RECORDS SUPPLIED:

____

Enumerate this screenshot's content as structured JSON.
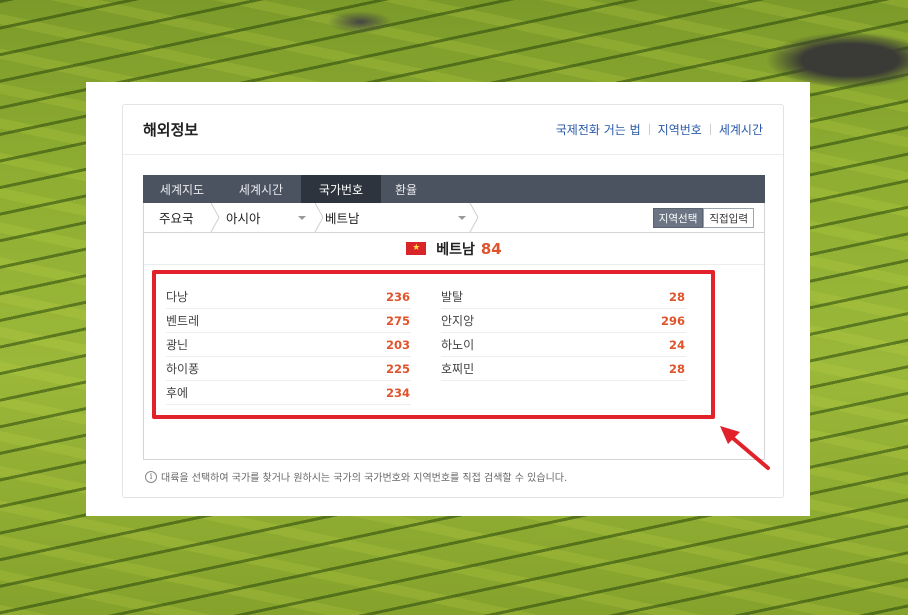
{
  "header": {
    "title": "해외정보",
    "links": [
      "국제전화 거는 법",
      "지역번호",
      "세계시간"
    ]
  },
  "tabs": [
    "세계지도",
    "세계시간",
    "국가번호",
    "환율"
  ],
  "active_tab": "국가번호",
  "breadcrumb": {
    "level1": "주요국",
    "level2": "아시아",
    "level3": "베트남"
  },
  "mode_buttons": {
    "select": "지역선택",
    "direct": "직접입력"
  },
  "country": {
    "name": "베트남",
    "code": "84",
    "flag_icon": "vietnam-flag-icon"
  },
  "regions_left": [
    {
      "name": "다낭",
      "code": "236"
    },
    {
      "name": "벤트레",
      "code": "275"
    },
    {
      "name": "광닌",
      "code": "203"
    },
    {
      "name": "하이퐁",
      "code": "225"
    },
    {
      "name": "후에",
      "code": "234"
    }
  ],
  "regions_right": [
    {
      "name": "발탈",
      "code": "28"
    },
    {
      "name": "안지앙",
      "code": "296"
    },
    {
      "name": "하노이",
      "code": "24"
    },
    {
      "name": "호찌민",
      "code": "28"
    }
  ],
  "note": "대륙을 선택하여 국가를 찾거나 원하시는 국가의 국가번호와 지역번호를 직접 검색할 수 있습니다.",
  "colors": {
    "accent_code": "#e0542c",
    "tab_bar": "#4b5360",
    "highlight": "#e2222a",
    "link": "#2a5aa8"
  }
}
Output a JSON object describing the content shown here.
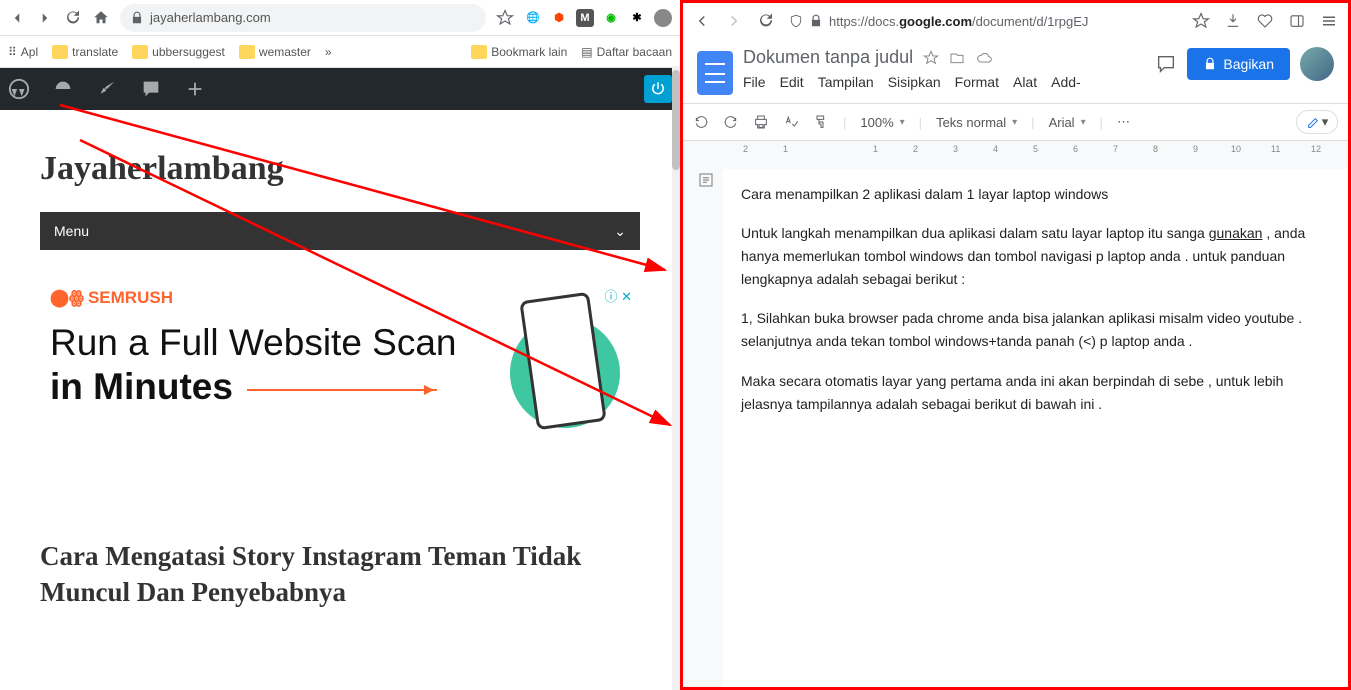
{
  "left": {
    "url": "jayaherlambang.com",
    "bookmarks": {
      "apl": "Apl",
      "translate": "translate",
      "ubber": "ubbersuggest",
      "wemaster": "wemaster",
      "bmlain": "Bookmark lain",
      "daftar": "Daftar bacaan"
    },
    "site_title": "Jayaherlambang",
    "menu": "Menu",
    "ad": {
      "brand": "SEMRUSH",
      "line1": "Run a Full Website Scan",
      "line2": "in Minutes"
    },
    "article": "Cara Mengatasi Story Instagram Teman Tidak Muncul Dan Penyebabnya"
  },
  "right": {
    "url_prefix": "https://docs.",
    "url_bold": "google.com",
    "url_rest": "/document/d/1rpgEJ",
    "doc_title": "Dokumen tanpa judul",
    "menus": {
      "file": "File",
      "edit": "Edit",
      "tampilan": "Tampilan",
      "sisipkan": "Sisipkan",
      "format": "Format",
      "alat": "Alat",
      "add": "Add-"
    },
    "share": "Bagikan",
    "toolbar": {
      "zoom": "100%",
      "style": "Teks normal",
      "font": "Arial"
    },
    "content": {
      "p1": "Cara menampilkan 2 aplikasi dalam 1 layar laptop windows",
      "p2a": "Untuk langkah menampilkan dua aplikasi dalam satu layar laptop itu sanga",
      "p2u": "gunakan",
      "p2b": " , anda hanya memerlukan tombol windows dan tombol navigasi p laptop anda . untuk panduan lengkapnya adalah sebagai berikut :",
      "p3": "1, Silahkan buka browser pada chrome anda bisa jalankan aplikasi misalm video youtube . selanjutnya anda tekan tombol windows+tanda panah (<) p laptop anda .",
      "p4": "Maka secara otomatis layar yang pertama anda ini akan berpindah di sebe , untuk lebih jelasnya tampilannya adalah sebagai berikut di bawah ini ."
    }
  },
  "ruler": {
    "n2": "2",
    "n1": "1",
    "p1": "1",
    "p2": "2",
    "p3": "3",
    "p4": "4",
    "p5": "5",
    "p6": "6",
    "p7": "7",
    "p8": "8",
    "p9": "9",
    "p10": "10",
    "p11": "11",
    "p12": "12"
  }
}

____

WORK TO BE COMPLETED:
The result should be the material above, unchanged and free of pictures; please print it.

RESULT OF THE EXERCISE:
Enumerate this screenshot's content as structured JSON.
{
  "header": {
    "title": "해외정보",
    "links": [
      "국제전화 거는 법",
      "지역번호",
      "세계시간"
    ]
  },
  "tabs": [
    "세계지도",
    "세계시간",
    "국가번호",
    "환율"
  ],
  "active_tab": "국가번호",
  "breadcrumb": {
    "level1": "주요국",
    "level2": "아시아",
    "level3": "베트남"
  },
  "mode_buttons": {
    "select": "지역선택",
    "direct": "직접입력"
  },
  "country": {
    "name": "베트남",
    "code": "84",
    "flag_icon": "vietnam-flag-icon"
  },
  "regions_left": [
    {
      "name": "다낭",
      "code": "236"
    },
    {
      "name": "벤트레",
      "code": "275"
    },
    {
      "name": "광닌",
      "code": "203"
    },
    {
      "name": "하이퐁",
      "code": "225"
    },
    {
      "name": "후에",
      "code": "234"
    }
  ],
  "regions_right": [
    {
      "name": "발탈",
      "code": "28"
    },
    {
      "name": "안지앙",
      "code": "296"
    },
    {
      "name": "하노이",
      "code": "24"
    },
    {
      "name": "호찌민",
      "code": "28"
    }
  ],
  "note": "대륙을 선택하여 국가를 찾거나 원하시는 국가의 국가번호와 지역번호를 직접 검색할 수 있습니다.",
  "colors": {
    "accent_code": "#e0542c",
    "tab_bar": "#4b5360",
    "highlight": "#e2222a",
    "link": "#2a5aa8"
  }
}
Output a JSON object describing the content shown here.
{
  "left": {
    "url": "jayaherlambang.com",
    "bookmarks": {
      "apl": "Apl",
      "translate": "translate",
      "ubber": "ubbersuggest",
      "wemaster": "wemaster",
      "bmlain": "Bookmark lain",
      "daftar": "Daftar bacaan"
    },
    "site_title": "Jayaherlambang",
    "menu": "Menu",
    "ad": {
      "brand": "SEMRUSH",
      "line1": "Run a Full Website Scan",
      "line2": "in Minutes"
    },
    "article": "Cara Mengatasi Story Instagram Teman Tidak Muncul Dan Penyebabnya"
  },
  "right": {
    "url_prefix": "https://docs.",
    "url_bold": "google.com",
    "url_rest": "/document/d/1rpgEJ",
    "doc_title": "Dokumen tanpa judul",
    "menus": {
      "file": "File",
      "edit": "Edit",
      "tampilan": "Tampilan",
      "sisipkan": "Sisipkan",
      "format": "Format",
      "alat": "Alat",
      "add": "Add-"
    },
    "share": "Bagikan",
    "toolbar": {
      "zoom": "100%",
      "style": "Teks normal",
      "font": "Arial"
    },
    "content": {
      "p1": "Cara menampilkan 2 aplikasi dalam 1 layar laptop windows",
      "p2a": "Untuk langkah menampilkan dua aplikasi dalam satu layar laptop itu sanga",
      "p2u": "gunakan",
      "p2b": " , anda hanya memerlukan tombol windows dan tombol navigasi p laptop anda . untuk panduan lengkapnya adalah sebagai berikut :",
      "p3": "1, Silahkan buka browser pada chrome anda bisa jalankan aplikasi misalm video youtube . selanjutnya anda tekan tombol windows+tanda panah (<) p laptop anda .",
      "p4": "Maka secara otomatis layar yang pertama anda ini akan berpindah di sebe , untuk lebih jelasnya tampilannya adalah sebagai berikut di bawah ini ."
    }
  },
  "ruler": {
    "n2": "2",
    "n1": "1",
    "p1": "1",
    "p2": "2",
    "p3": "3",
    "p4": "4",
    "p5": "5",
    "p6": "6",
    "p7": "7",
    "p8": "8",
    "p9": "9",
    "p10": "10",
    "p11": "11",
    "p12": "12"
  }
}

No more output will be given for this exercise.